An odorless gas responsible for an EPA-estimated 21,000 lung cancer deaths per year, radon isn’t something you want to have around in your house in unsafe levels. Accordingly, when you buy a home in Virginia, purchasers have the option to add a radon test contingency to their purchase contract. Benjamin Meredith, owner of the Rockingham County and Harrisonburg home inspection company Building Knowledge, estimates that about half the buyers he works with decline this test.
Regardless of whether you’re purchasing a home in the Harrisonburg area, or simply living in one, Meredith recommends that everyone test for radon. While he does do radon testing for clients, Meredith says the inexpensive test kits available at home improvement stores also work well. A standard radon test typically involves simply leaving a test device in the home for several days, sending it to a lab for analysis and waiting on the results.
Given our Zone 1 designation in the Shenandoah Valley, it’s not unlikely that the test will show elevated levels of radon in your home. Meredith guesses that this has been the case in about half the homes he’s ever tested, although there seems to be variability even on the local scale. High radon levels seem to be particularly common in homes in certain subdivisions, Meredith says.
If the test is negative, no sweat. And if your house does have a radon issue, no sweat after installing a relatively simple and fairly inexpensive (and certainly inexpensive in the grand scheme of cancer prevention) radon mitigation system.
In a home with a basement, the system will basically involve drilling a hole down beneath the basement floor and venting the radon up through the roof through a vent pipe that has an exhaust fan inside it. Though circumstances and prices always vary, Meredith guesses this wouldn’t run you any more than $1,500.
If the home sits above a crawlspace rather than a finished basement, radon mitigation will entail something called “encapsulation” that’s generally around twice as expensive as the basic basement-to-roof vent pipe. Generally speaking, encapsulation involves sealing the dirt floor of the crawlspace beneath a layer of plastic, and then running the same kind of vent pipe from below this plastic up through the roof.
Bottom line: radon is a potential health hazard and Harrisonburg’s in a radon-prone area.
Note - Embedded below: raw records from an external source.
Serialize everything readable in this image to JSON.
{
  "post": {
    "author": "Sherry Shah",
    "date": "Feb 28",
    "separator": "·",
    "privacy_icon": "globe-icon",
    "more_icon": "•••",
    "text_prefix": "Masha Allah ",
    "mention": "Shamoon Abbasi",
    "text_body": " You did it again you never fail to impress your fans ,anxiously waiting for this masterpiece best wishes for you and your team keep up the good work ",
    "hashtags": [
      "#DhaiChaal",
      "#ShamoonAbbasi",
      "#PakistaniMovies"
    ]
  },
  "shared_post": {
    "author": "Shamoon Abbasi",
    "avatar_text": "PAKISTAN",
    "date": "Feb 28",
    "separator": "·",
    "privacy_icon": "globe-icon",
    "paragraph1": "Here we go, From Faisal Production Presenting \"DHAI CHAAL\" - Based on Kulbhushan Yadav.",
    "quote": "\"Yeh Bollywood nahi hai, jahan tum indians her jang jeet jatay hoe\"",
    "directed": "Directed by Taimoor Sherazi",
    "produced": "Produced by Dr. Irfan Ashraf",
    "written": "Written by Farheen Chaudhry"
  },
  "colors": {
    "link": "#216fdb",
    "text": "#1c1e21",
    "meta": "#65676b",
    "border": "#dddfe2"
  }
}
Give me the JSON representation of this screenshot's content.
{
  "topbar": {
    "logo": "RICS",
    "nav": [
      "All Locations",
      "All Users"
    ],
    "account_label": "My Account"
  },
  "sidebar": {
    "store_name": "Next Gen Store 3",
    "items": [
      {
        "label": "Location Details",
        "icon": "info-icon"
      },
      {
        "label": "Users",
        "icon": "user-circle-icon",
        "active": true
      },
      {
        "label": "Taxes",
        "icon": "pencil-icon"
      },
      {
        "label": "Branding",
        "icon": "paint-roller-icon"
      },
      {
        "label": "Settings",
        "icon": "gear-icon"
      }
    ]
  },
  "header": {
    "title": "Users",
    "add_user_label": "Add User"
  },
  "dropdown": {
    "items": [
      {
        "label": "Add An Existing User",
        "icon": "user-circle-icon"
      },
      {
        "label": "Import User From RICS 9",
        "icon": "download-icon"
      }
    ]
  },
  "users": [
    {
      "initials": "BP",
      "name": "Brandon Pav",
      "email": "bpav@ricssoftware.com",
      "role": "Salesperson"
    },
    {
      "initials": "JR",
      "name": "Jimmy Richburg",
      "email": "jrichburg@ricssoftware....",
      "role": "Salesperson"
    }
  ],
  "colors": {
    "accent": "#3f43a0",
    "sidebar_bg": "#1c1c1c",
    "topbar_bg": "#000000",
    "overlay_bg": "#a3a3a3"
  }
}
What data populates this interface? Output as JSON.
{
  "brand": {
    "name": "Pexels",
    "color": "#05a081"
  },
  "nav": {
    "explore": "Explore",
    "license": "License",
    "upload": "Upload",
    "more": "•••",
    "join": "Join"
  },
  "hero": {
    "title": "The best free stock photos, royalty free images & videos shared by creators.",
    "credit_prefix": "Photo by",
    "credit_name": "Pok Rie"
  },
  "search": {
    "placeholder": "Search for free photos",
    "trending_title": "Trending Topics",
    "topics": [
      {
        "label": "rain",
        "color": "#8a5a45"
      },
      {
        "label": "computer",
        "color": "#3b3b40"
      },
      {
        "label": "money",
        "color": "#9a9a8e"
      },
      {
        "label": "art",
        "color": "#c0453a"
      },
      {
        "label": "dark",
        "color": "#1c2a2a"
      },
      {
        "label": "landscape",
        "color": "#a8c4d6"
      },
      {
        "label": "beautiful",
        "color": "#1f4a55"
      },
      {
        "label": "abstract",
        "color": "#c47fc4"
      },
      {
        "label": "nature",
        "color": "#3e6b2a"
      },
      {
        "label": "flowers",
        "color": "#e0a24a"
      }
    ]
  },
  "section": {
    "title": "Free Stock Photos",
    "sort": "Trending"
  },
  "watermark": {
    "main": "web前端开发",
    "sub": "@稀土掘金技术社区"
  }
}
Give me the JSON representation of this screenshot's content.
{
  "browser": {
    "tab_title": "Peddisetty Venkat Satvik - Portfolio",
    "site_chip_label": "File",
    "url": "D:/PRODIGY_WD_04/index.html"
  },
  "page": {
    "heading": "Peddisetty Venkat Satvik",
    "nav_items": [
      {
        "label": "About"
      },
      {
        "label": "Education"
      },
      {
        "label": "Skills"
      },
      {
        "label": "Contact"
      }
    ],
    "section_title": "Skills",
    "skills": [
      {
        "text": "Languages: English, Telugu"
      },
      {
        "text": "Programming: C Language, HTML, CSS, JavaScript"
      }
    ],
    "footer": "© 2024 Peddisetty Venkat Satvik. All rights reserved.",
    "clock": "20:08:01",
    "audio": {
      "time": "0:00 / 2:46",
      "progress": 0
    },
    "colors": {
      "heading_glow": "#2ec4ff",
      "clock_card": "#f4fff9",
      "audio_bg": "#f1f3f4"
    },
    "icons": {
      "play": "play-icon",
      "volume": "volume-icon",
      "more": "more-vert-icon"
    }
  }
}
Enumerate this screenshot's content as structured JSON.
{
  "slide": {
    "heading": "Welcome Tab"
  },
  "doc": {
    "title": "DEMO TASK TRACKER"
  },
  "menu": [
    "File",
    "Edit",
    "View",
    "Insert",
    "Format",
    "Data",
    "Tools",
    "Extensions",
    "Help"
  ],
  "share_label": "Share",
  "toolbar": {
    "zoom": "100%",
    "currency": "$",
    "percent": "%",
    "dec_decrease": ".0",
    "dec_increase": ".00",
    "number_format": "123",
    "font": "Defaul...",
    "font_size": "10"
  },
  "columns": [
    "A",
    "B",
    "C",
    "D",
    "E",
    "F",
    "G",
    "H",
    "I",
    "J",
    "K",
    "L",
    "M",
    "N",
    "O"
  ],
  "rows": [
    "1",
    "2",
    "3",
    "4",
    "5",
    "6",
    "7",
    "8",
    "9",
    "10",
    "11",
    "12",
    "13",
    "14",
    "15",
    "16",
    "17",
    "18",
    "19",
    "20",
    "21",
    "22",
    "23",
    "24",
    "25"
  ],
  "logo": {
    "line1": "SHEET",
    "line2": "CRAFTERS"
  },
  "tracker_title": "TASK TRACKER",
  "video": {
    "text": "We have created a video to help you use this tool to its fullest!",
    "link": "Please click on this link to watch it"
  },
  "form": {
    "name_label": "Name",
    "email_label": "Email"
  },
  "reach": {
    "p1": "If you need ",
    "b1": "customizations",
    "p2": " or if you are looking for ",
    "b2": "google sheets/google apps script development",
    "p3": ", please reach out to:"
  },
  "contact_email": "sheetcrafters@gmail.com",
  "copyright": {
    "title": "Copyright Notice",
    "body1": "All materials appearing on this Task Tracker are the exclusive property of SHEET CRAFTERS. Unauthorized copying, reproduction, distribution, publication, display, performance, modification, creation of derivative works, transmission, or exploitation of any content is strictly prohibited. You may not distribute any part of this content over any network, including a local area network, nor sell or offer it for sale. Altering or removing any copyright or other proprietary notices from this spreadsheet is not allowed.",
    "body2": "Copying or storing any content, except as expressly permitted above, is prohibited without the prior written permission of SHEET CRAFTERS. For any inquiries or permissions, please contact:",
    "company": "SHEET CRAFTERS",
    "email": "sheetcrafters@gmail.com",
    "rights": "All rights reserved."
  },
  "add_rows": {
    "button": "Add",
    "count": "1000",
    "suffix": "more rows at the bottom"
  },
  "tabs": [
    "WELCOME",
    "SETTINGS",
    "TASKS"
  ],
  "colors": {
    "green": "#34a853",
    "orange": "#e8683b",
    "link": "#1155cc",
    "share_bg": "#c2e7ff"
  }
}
Radon also is easy to detect and easy to address if necessary, and therefore, not something to live in fear of.
- EPA’s Webpage for Virginia Radon Information: http://www.epa.gov/radon/states/virginia.html
- EPA’s Citizen’s Guide to Radon http://www.epa.gov/radon/pubs/citguide.html
- EPA’s Home Buyers and Sellers Guide to Radon: http://www.epa.gov/radon/pubs/hmbyguid.html
* Radon is estimated to cause about 21,000 lung cancer deaths per year, according to EPA's 2003 Assessment of Risks from Radon in Homes (EPA 402-R-03-003). The numbers of deaths from other causes are taken from the Centers for Disease Control and Prevention's 2005-2006 National Center for Injury Prevention and Control Report and 2006 National Safety Council Reports. (Source of Chart: http://www.epa.gov/radon/pubs/citguide.html, May 7, 2013).
Map Insert: Added from EPA website on 5/7/13.